### Study material
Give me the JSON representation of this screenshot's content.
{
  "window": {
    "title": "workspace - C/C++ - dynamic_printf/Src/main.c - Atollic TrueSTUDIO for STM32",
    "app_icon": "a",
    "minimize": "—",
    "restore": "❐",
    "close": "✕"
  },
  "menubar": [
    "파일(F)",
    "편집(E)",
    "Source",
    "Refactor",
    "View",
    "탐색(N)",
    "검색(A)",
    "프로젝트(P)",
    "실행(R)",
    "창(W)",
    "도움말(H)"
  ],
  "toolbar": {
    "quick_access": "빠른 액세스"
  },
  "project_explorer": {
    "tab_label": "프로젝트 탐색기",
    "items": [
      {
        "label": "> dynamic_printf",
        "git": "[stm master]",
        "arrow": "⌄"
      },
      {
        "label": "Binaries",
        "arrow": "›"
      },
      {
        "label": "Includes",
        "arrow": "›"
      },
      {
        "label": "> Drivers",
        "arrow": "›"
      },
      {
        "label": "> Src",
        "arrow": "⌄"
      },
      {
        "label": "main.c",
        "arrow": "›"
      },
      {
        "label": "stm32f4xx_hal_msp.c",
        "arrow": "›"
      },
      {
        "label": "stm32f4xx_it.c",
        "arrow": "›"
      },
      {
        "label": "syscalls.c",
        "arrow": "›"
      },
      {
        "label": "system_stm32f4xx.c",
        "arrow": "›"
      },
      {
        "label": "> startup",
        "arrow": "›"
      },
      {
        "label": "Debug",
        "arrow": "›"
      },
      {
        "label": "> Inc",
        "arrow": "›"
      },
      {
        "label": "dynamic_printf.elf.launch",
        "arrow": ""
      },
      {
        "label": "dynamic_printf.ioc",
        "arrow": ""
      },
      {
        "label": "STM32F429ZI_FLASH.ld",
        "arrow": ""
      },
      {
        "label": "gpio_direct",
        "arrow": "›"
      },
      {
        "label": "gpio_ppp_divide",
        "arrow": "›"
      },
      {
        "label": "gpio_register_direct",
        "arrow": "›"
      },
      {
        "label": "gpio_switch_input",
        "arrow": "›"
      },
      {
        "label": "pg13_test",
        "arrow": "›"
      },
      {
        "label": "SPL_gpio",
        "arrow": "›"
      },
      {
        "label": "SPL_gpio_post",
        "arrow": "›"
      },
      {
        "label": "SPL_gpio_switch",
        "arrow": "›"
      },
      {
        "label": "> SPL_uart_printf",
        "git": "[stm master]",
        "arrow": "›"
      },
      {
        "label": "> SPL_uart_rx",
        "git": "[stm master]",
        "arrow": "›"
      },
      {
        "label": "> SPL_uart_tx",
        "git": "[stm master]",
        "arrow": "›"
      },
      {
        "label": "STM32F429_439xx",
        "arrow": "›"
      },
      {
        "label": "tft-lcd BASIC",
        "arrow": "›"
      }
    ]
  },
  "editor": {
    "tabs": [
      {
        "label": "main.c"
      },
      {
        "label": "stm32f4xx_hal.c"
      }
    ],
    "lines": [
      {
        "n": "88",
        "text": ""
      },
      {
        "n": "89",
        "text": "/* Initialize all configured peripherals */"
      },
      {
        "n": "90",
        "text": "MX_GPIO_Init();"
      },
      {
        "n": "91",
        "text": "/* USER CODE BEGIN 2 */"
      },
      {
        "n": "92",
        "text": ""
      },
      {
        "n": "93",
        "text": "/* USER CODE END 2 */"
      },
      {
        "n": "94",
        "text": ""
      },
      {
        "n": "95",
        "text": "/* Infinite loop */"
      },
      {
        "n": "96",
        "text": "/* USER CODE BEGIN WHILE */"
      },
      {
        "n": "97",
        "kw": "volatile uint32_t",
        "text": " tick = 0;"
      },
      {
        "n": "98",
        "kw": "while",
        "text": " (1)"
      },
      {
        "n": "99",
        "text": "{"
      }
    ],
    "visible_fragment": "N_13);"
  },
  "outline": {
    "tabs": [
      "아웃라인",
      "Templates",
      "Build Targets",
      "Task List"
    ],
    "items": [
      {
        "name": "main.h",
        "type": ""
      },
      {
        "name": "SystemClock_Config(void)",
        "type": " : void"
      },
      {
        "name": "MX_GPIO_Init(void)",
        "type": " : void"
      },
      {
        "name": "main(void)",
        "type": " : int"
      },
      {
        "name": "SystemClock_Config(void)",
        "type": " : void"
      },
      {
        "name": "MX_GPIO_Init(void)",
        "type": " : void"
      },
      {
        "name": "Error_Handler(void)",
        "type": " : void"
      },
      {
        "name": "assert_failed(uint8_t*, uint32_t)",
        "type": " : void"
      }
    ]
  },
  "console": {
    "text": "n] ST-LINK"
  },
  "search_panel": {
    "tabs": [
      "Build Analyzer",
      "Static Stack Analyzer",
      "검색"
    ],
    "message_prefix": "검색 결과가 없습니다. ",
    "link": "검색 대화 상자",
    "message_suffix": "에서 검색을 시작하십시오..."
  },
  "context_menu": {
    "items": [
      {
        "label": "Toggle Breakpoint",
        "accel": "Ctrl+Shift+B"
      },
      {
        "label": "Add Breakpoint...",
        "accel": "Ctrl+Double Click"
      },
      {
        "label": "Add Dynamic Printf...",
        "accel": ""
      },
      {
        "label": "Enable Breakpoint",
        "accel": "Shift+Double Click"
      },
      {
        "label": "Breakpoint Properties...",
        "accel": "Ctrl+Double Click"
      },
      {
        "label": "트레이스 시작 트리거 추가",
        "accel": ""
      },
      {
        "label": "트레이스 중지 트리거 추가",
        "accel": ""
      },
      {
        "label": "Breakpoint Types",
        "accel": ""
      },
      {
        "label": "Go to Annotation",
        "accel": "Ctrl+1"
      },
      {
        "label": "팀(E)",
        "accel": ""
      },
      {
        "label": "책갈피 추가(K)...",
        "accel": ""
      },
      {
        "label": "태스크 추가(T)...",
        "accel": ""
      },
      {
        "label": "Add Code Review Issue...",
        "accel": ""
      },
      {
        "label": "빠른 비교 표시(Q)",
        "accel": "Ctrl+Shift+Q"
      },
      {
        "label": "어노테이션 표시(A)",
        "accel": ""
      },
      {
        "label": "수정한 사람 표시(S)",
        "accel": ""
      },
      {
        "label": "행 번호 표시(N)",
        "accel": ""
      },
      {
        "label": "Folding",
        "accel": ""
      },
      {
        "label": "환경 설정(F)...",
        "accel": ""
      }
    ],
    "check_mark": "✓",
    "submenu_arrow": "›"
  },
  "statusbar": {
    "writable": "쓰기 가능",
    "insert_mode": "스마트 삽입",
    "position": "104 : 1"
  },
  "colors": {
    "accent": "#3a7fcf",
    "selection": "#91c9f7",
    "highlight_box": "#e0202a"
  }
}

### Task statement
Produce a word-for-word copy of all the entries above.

### Exercise output
Give me the JSON representation of this screenshot's content.
{
  "window": {
    "title": "workspace - C/C++ - dynamic_printf/Src/main.c - Atollic TrueSTUDIO for STM32",
    "app_icon": "a",
    "minimize": "—",
    "restore": "❐",
    "close": "✕"
  },
  "menubar": [
    "파일(F)",
    "편집(E)",
    "Source",
    "Refactor",
    "View",
    "탐색(N)",
    "검색(A)",
    "프로젝트(P)",
    "실행(R)",
    "창(W)",
    "도움말(H)"
  ],
  "toolbar": {
    "quick_access": "빠른 액세스"
  },
  "project_explorer": {
    "tab_label": "프로젝트 탐색기",
    "items": [
      {
        "label": "> dynamic_printf",
        "git": "[stm master]",
        "arrow": "⌄"
      },
      {
        "label": "Binaries",
        "arrow": "›"
      },
      {
        "label": "Includes",
        "arrow": "›"
      },
      {
        "label": "> Drivers",
        "arrow": "›"
      },
      {
        "label": "> Src",
        "arrow": "⌄"
      },
      {
        "label": "main.c",
        "arrow": "›"
      },
      {
        "label": "stm32f4xx_hal_msp.c",
        "arrow": "›"
      },
      {
        "label": "stm32f4xx_it.c",
        "arrow": "›"
      },
      {
        "label": "syscalls.c",
        "arrow": "›"
      },
      {
        "label": "system_stm32f4xx.c",
        "arrow": "›"
      },
      {
        "label": "> startup",
        "arrow": "›"
      },
      {
        "label": "Debug",
        "arrow": "›"
      },
      {
        "label": "> Inc",
        "arrow": "›"
      },
      {
        "label": "dynamic_printf.elf.launch",
        "arrow": ""
      },
      {
        "label": "dynamic_printf.ioc",
        "arrow": ""
      },
      {
        "label": "STM32F429ZI_FLASH.ld",
        "arrow": ""
      },
      {
        "label": "gpio_direct",
        "arrow": "›"
      },
      {
        "label": "gpio_ppp_divide",
        "arrow": "›"
      },
      {
        "label": "gpio_register_direct",
        "arrow": "›"
      },
      {
        "label": "gpio_switch_input",
        "arrow": "›"
      },
      {
        "label": "pg13_test",
        "arrow": "›"
      },
      {
        "label": "SPL_gpio",
        "arrow": "›"
      },
      {
        "label": "SPL_gpio_post",
        "arrow": "›"
      },
      {
        "label": "SPL_gpio_switch",
        "arrow": "›"
      },
      {
        "label": "> SPL_uart_printf",
        "git": "[stm master]",
        "arrow": "›"
      },
      {
        "label": "> SPL_uart_rx",
        "git": "[stm master]",
        "arrow": "›"
      },
      {
        "label": "> SPL_uart_tx",
        "git": "[stm master]",
        "arrow": "›"
      },
      {
        "label": "STM32F429_439xx",
        "arrow": "›"
      },
      {
        "label": "tft-lcd BASIC",
        "arrow": "›"
      }
    ]
  },
  "editor": {
    "tabs": [
      {
        "label": "main.c"
      },
      {
        "label": "stm32f4xx_hal.c"
      }
    ],
    "lines": [
      {
        "n": "88",
        "text": ""
      },
      {
        "n": "89",
        "text": "/* Initialize all configured peripherals */"
      },
      {
        "n": "90",
        "text": "MX_GPIO_Init();"
      },
      {
        "n": "91",
        "text": "/* USER CODE BEGIN 2 */"
      },
      {
        "n": "92",
        "text": ""
      },
      {
        "n": "93",
        "text": "/* USER CODE END 2 */"
      },
      {
        "n": "94",
        "text": ""
      },
      {
        "n": "95",
        "text": "/* Infinite loop */"
      },
      {
        "n": "96",
        "text": "/* USER CODE BEGIN WHILE */"
      },
      {
        "n": "97",
        "kw": "volatile uint32_t",
        "text": " tick = 0;"
      },
      {
        "n": "98",
        "kw": "while",
        "text": " (1)"
      },
      {
        "n": "99",
        "text": "{"
      }
    ],
    "visible_fragment": "N_13);"
  },
  "outline": {
    "tabs": [
      "아웃라인",
      "Templates",
      "Build Targets",
      "Task List"
    ],
    "items": [
      {
        "name": "main.h",
        "type": ""
      },
      {
        "name": "SystemClock_Config(void)",
        "type": " : void"
      },
      {
        "name": "MX_GPIO_Init(void)",
        "type": " : void"
      },
      {
        "name": "main(void)",
        "type": " : int"
      },
      {
        "name": "SystemClock_Config(void)",
        "type": " : void"
      },
      {
        "name": "MX_GPIO_Init(void)",
        "type": " : void"
      },
      {
        "name": "Error_Handler(void)",
        "type": " : void"
      },
      {
        "name": "assert_failed(uint8_t*, uint32_t)",
        "type": " : void"
      }
    ]
  },
  "console": {
    "text": "n] ST-LINK"
  },
  "search_panel": {
    "tabs": [
      "Build Analyzer",
      "Static Stack Analyzer",
      "검색"
    ],
    "message_prefix": "검색 결과가 없습니다. ",
    "link": "검색 대화 상자",
    "message_suffix": "에서 검색을 시작하십시오..."
  },
  "context_menu": {
    "items": [
      {
        "label": "Toggle Breakpoint",
        "accel": "Ctrl+Shift+B"
      },
      {
        "label": "Add Breakpoint...",
        "accel": "Ctrl+Double Click"
      },
      {
        "label": "Add Dynamic Printf...",
        "accel": ""
      },
      {
        "label": "Enable Breakpoint",
        "accel": "Shift+Double Click"
      },
      {
        "label": "Breakpoint Properties...",
        "accel": "Ctrl+Double Click"
      },
      {
        "label": "트레이스 시작 트리거 추가",
        "accel": ""
      },
      {
        "label": "트레이스 중지 트리거 추가",
        "accel": ""
      },
      {
        "label": "Breakpoint Types",
        "accel": ""
      },
      {
        "label": "Go to Annotation",
        "accel": "Ctrl+1"
      },
      {
        "label": "팀(E)",
        "accel": ""
      },
      {
        "label": "책갈피 추가(K)...",
        "accel": ""
      },
      {
        "label": "태스크 추가(T)...",
        "accel": ""
      },
      {
        "label": "Add Code Review Issue...",
        "accel": ""
      },
      {
        "label": "빠른 비교 표시(Q)",
        "accel": "Ctrl+Shift+Q"
      },
      {
        "label": "어노테이션 표시(A)",
        "accel": ""
      },
      {
        "label": "수정한 사람 표시(S)",
        "accel": ""
      },
      {
        "label": "행 번호 표시(N)",
        "accel": ""
      },
      {
        "label": "Folding",
        "accel": ""
      },
      {
        "label": "환경 설정(F)...",
        "accel": ""
      }
    ],
    "check_mark": "✓",
    "submenu_arrow": "›"
  },
  "statusbar": {
    "writable": "쓰기 가능",
    "insert_mode": "스마트 삽입",
    "position": "104 : 1"
  },
  "colors": {
    "accent": "#3a7fcf",
    "selection": "#91c9f7",
    "highlight_box": "#e0202a"
  }
}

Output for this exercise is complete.